Hoka’s shoe lineup is now more diverse than ever: they still make plenty of maximal, high-cushion shoes, but they also offer a lot of more minimal options for both roads and trails, as well many casual variations designed to bring the brand’s comfy, plush ride to everyday shoes. Check out our Brand Guide for a rundown on their entire 2020 lineup.
The original La Sportiva Lycan was designed to be a softer, wider, and more cushioned shoe for mellow, smooth trails. But with the new Lycan II, they went in a very different direction, positioning it as a mid-distance shoe for “rocky and highly technical terrain.” So how do the two versions compare, and why should you opt for the Lycan II over Sportiva’s numerous other “mountain running” shoes?

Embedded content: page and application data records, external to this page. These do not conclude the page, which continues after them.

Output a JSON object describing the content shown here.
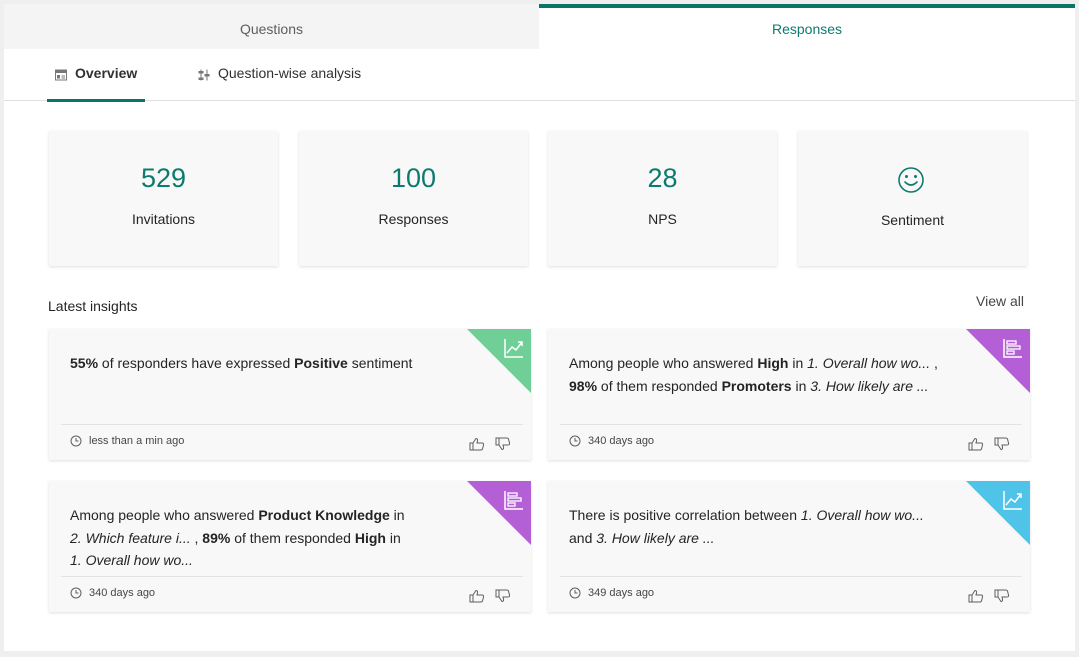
{
  "tabs": {
    "questions": "Questions",
    "responses": "Responses"
  },
  "subtabs": {
    "overview": "Overview",
    "question_wise": "Question-wise analysis"
  },
  "metrics": [
    {
      "value": "529",
      "label": "Invitations"
    },
    {
      "value": "100",
      "label": "Responses"
    },
    {
      "value": "28",
      "label": "NPS"
    },
    {
      "icon": "smiley-icon",
      "label": "Sentiment"
    }
  ],
  "insights_section": {
    "title": "Latest insights",
    "view_all": "View all"
  },
  "insights": [
    {
      "segments": [
        {
          "t": "55%",
          "s": "b"
        },
        {
          "t": " of responders have expressed "
        },
        {
          "t": "Positive",
          "s": "b"
        },
        {
          "t": " sentiment"
        }
      ],
      "time": "less than a min ago",
      "corner_icon": "trend-chart-icon",
      "corner_color": "#6fcf97"
    },
    {
      "segments": [
        {
          "t": "Among people who answered "
        },
        {
          "t": "High",
          "s": "b"
        },
        {
          "t": " in "
        },
        {
          "t": "1. Overall how wo...",
          "s": "i"
        },
        {
          "t": " ,\n"
        },
        {
          "t": "98%",
          "s": "b"
        },
        {
          "t": " of them responded "
        },
        {
          "t": "Promoters",
          "s": "b"
        },
        {
          "t": " in "
        },
        {
          "t": "3. How likely are ...",
          "s": "i"
        }
      ],
      "time": "340 days ago",
      "corner_icon": "bar-chart-icon",
      "corner_color": "#b45fd6"
    },
    {
      "segments": [
        {
          "t": "Among people who answered "
        },
        {
          "t": "Product Knowledge",
          "s": "b"
        },
        {
          "t": " in\n"
        },
        {
          "t": "2. Which feature i...",
          "s": "i"
        },
        {
          "t": " , "
        },
        {
          "t": "89%",
          "s": "b"
        },
        {
          "t": " of them responded "
        },
        {
          "t": "High",
          "s": "b"
        },
        {
          "t": " in\n"
        },
        {
          "t": "1. Overall how wo...",
          "s": "i"
        }
      ],
      "time": "340 days ago",
      "corner_icon": "bar-chart-icon",
      "corner_color": "#b45fd6"
    },
    {
      "segments": [
        {
          "t": "There is positive correlation between "
        },
        {
          "t": "1. Overall how wo...",
          "s": "i"
        },
        {
          "t": "\nand "
        },
        {
          "t": "3. How likely are ...",
          "s": "i"
        }
      ],
      "time": "349 days ago",
      "corner_icon": "trend-chart-icon",
      "corner_color": "#4fc3e8"
    }
  ]
}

The Salomon Sense 4 /Pro is basically the less racing-oriented, more cushioned version of their high-end S/Lab Sense 8, and we’ve been running in both to see how they compare, who’d be better off in each particular shoe, and how the Sense 4 /Pro compares to several other moderate-cushion trail shoes.